Uprooting Myths



I guess Ms. Christoph is right, repeat something often enough and people begin to believe it, including herself (“Point of View,” Village Matters, May 6).  She claims that Eucalyptus trees with proper maintenance (they grow very fast and are expensive to maintain, are very thirsty plants and tap down deep into soil and rob other plants of water and nutrients) really don’t burn more than any other tree. Why do they sell Eucalyptus as premium fire wood?

Let’s debunk this romantic notion of our forefathers who planted these trees. Just because the early settlers planted these trees without realizing the long term consequence, must we continue to do what does not make sense?

Have you driven deep into Laguna Canyon or Bluebird Canyon? These areas are littered with Eucalyptus debris. When there is a fire, sparks fly through the air and these sparks are not discriminate. Eucalyptus trees burn quickly and generate much heat because of their high oil content. Oh yes, the great fire of 1993. If I remember correctly, you were mayor then and admonished for your fascination with Eucalyptus trees.

Eucalyptus are invasive non-natives.  Laguna Beach and local state parks are trying to get rid of non-native plants, but why does Ms. Christoph not agree?

Views.  Your vision for Laguna was is to have a forest covering the hillsides so that no houses would be seen from Coast Highway. There are plenty of people here in town, hillside or not, who not only pay a premium for ocean view (the most expansive, the more expensive) but that is the sole reason they move to Laguna. I have heard enough horror stories from very upset people who in good faith bought homes here only to have their view destroyed. You show up to defend the Eucalyptus tree.

Local, county, and state agencies include Eucalyptus trees as being very high fire risk plants in their literature. Some cities outlaw these plants. Chile, Portugal, South Africa are spending millions of dollars to eliminate them.

All of the above information came from reliable, scientific, professional resources on the Internet.

I suggest that Ms. Christoph send these countries and agencies copies of her editorial. It would be interesting to see the responses. I know that many people in town are shaking their heads in disbelief that this editorial of yours was even published, especially after the heavy rains and resulting extensive weed growth we had this year.

Ganka Brown, Laguna Beach

Share this:


  1. Eucalyptus have shallow root systems.
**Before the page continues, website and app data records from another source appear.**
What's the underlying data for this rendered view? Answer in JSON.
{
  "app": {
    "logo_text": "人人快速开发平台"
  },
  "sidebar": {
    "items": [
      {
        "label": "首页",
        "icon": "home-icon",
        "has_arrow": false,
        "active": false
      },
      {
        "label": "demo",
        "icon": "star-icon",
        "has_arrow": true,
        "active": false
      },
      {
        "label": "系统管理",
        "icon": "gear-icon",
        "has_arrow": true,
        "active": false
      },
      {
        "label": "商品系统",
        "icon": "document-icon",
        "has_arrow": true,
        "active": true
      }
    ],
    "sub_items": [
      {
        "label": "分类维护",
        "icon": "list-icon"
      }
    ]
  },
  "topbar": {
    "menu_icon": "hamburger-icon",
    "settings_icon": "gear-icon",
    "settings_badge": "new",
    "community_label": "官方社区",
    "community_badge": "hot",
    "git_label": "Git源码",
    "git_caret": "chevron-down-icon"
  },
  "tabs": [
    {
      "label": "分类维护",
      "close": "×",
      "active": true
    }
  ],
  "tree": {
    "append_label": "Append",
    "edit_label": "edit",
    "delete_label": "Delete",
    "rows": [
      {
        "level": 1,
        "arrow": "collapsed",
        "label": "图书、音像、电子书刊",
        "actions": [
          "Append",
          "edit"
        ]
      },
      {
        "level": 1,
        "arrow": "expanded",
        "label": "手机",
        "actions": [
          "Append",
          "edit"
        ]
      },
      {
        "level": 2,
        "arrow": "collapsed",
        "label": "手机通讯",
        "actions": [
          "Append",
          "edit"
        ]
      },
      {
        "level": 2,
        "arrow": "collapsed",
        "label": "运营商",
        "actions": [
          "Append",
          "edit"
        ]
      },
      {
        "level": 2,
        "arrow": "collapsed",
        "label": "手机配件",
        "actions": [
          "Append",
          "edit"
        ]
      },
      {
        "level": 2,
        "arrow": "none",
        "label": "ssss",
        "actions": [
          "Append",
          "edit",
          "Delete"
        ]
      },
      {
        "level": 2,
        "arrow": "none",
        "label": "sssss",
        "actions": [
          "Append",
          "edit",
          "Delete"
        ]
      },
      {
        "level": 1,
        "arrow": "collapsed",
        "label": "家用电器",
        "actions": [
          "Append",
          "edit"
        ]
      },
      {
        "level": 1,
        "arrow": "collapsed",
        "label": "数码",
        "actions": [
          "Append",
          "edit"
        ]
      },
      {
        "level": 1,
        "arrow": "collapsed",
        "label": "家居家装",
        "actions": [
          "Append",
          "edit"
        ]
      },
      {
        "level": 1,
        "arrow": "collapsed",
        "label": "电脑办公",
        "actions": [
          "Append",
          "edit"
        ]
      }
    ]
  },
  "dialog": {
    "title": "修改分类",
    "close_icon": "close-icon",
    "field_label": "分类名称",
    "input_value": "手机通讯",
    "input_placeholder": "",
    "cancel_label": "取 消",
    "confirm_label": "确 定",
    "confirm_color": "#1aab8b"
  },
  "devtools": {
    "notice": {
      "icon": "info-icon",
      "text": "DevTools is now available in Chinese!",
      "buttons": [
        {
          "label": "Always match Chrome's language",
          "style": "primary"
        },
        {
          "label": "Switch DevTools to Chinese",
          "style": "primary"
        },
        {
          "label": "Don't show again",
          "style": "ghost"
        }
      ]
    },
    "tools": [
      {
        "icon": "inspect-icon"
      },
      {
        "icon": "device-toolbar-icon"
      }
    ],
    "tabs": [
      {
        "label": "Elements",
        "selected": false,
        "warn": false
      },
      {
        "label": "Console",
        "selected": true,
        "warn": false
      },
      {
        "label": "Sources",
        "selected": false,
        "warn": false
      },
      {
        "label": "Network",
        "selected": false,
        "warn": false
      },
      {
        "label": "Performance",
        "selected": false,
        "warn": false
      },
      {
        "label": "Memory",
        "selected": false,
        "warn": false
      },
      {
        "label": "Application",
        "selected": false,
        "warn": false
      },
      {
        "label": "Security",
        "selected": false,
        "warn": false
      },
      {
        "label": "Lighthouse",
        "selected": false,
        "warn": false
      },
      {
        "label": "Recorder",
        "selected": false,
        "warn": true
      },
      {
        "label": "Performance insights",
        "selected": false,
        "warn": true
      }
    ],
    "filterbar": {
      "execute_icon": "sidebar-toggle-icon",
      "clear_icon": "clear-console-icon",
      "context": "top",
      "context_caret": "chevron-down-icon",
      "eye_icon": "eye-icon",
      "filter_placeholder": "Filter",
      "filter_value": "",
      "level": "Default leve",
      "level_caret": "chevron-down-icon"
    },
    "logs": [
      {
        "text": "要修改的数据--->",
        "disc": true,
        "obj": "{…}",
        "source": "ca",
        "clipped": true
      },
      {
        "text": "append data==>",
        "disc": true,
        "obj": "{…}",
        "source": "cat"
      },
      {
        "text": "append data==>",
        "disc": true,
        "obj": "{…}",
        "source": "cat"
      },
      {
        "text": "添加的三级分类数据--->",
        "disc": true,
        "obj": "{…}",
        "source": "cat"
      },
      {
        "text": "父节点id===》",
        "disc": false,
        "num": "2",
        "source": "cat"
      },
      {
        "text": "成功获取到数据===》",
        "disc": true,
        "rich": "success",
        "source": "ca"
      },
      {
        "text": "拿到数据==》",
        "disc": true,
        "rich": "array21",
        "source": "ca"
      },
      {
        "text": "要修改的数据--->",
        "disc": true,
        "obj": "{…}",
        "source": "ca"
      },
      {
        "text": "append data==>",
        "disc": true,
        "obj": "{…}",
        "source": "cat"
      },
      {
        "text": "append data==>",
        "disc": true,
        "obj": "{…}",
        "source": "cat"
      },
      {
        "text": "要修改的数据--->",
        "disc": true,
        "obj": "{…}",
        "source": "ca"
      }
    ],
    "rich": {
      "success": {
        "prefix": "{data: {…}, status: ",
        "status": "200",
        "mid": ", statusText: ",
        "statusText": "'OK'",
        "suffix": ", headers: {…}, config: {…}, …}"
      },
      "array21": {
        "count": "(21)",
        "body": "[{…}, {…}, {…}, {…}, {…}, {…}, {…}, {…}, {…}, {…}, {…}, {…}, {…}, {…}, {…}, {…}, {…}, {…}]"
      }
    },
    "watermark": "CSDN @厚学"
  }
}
Try walking down a sidewalk with mature eucalyptus trees. You’ll have your ups and downs.

    The city of Laguna Beach spent thousands of dollars removing the tall eucalyptus trees from Forest Ave. some years ago. The city had to constantly redo sidewalks that had been lifted up by eucalyptus roots.

    Guess what the intelligent people who run the city did? They planted more eucalyptus trees. What idiots!

    Try walking on sidewalks in certain areas of Los Angeles. The sidewalks go up two feet or more, and the city packs asphalt around the base of the trees since that’s cheaper than replacing the whole sidewalk.

    I’m not an arborist or a landscaper, but I have enough common sense to know that eucalyptus trees imported from Australia are not good, and the first thing I did when I moved into my new house was to remove the eucalpytus trees that the builder had planted.

    Meanwhile, my neighbor has a tree whose roots have cracked my sidewalk & lifted it up, and part of the driveway.


Please enter your comment!
Please enter your name here